If we are believers in reducing waste, a true science of startups should have a rigorous and statistics-based method for filtering and scoping startups before time, money and energy is devoted to them. In a free country, we have the right to pursue business ideas which we firmly believe will succeed even though the odds are clearly against us. We are free to fail and learn. Failed ventures can provide the humus from which sprout the seeds of the next ventures. Encouraging individual initiative is the American way. It is time to learn from a half-century of lean manufacturing and decades of failed startups, to develop a management system for entrepreneurship.
I look forward to the sequel from Eric Ries, The Lean Six Sigma Startup.


  1. Peter Saal

    March 28, 2012 - 9:29 am

    Nice piece.
    Two comments:
    Coming at lean from a manufacturing perspective first, and then later as a software entrepreneur, I really like the “problem solver” as a job title. So much of what an entrepreneur does is go see for themself, and then make an adjustment.
    I would defend Eric’s concept of extreme uncertainty, but I’m guessing at his intent in using the term. When doing a tech startup one is often not solving a problem, but guessing that the world could use your idea in ways that aren’t yet known. Therefore the uncertainty. For example, what problem was Twitter solving? When Twitter started, it seems to me it’s chances of success would have been extremely uncertain. So it is with a lot of tech startups, in my opinion.

  2. Claudius Jaeger

    April 5, 2012 - 12:29 pm

    Great comments Peter.
    However, on the question of Twitter, it really was solving a problem – the far flung widespread nature of social media and blogs.
    Properly used, Twitter essentially acts as a headline for blogs, inviting readers to click through.
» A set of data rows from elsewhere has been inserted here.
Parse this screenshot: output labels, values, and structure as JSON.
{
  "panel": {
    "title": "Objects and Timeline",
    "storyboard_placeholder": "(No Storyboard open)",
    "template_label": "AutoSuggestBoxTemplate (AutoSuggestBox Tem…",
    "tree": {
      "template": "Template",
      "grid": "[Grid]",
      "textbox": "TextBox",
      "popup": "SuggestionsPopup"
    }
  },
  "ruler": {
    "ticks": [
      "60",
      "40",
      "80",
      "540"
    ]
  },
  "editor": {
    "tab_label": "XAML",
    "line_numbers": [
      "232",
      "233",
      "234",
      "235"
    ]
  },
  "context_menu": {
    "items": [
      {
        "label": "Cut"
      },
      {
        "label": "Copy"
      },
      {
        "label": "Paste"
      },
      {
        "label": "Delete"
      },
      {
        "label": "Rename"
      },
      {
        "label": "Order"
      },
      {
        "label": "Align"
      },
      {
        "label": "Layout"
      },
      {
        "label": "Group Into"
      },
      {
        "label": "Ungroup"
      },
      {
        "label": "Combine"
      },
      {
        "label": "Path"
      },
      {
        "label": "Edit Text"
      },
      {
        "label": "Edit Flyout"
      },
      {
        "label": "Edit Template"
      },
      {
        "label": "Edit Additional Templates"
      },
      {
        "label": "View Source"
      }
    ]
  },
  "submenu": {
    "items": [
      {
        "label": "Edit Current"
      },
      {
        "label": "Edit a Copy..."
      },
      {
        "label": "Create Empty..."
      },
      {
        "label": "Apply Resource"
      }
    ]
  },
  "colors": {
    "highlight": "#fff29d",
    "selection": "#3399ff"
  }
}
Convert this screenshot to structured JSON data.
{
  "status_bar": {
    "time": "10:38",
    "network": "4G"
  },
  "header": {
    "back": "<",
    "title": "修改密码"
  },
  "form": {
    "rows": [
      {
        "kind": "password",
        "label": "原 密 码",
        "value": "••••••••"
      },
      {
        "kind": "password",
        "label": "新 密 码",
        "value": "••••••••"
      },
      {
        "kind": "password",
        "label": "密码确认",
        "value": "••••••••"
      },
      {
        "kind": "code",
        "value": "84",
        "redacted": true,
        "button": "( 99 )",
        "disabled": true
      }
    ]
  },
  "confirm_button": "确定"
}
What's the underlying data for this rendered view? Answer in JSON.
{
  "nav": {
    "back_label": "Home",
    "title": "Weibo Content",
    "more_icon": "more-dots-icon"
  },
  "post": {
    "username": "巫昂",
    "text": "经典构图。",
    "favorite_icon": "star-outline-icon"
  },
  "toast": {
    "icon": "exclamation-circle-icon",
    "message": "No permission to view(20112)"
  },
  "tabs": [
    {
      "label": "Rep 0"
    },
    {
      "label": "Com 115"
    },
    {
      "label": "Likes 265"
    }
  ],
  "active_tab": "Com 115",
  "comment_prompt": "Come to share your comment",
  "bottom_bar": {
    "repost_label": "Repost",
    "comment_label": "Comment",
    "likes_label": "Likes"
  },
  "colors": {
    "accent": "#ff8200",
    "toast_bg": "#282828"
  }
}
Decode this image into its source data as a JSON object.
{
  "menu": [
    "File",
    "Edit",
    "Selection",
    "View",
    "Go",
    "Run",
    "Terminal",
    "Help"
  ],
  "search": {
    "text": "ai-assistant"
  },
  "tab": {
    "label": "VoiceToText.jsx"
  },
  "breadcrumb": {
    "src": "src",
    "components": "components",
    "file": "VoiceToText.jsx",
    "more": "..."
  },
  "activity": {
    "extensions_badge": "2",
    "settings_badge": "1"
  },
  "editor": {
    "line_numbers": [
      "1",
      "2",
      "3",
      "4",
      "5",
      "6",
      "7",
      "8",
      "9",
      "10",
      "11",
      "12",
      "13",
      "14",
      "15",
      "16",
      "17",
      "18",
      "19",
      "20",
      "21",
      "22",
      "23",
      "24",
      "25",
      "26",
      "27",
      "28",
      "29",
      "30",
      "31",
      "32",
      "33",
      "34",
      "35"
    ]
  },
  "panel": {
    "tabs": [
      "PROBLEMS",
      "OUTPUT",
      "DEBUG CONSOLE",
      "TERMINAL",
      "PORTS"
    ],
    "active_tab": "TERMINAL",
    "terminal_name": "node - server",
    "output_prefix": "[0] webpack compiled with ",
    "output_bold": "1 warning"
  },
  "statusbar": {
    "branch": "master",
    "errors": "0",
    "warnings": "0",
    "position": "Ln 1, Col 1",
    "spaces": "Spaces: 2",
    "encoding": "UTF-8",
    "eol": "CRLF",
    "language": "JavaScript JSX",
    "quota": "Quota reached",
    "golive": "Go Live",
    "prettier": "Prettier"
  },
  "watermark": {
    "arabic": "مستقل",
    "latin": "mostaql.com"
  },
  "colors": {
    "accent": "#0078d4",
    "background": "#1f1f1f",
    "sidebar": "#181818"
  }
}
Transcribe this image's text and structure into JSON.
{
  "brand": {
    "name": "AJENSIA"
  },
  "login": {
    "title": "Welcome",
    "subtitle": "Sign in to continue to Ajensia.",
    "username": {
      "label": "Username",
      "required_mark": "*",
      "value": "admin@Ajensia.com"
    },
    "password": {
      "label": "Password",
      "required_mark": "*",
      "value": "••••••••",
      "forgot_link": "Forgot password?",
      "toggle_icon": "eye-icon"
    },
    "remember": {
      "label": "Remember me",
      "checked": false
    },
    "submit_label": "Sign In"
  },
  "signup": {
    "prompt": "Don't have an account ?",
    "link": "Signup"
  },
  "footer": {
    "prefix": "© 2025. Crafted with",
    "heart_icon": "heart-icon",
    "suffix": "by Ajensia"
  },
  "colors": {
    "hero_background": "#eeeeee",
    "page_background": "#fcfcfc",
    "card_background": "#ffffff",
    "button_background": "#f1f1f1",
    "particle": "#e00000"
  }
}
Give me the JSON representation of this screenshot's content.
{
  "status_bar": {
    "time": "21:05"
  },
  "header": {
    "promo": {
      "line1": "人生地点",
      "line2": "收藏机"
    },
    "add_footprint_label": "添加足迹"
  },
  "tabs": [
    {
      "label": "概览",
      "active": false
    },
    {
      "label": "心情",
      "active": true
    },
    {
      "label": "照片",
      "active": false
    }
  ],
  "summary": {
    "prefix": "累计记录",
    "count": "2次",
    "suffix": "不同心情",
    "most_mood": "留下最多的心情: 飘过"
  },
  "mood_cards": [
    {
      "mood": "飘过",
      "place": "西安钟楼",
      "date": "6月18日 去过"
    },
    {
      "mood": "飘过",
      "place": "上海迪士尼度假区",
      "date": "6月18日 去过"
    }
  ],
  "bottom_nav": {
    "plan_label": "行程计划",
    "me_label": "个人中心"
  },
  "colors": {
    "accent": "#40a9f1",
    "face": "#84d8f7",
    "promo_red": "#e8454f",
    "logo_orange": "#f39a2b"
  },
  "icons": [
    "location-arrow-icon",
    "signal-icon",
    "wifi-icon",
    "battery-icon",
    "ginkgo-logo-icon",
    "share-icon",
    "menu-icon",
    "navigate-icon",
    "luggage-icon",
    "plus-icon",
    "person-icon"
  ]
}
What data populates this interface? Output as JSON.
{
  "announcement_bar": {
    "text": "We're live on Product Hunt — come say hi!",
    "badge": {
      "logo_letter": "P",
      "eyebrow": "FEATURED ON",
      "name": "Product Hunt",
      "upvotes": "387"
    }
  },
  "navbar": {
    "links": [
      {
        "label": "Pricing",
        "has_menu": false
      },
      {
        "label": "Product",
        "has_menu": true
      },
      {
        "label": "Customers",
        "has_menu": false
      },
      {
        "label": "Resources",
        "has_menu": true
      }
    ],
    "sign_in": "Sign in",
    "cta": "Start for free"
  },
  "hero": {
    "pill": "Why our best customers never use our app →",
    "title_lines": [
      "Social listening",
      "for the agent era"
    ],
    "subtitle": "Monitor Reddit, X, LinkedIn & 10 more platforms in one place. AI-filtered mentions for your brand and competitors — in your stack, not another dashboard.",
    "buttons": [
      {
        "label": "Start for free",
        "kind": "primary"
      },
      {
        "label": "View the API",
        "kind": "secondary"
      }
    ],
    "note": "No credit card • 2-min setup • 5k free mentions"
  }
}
As a solution for say, social media, it allows the equivalent of Facebook check-ins all in one place.
    Twitter was indeed problem solving, and bringing ‘lean’ to online information aggregation, ergo it’s success…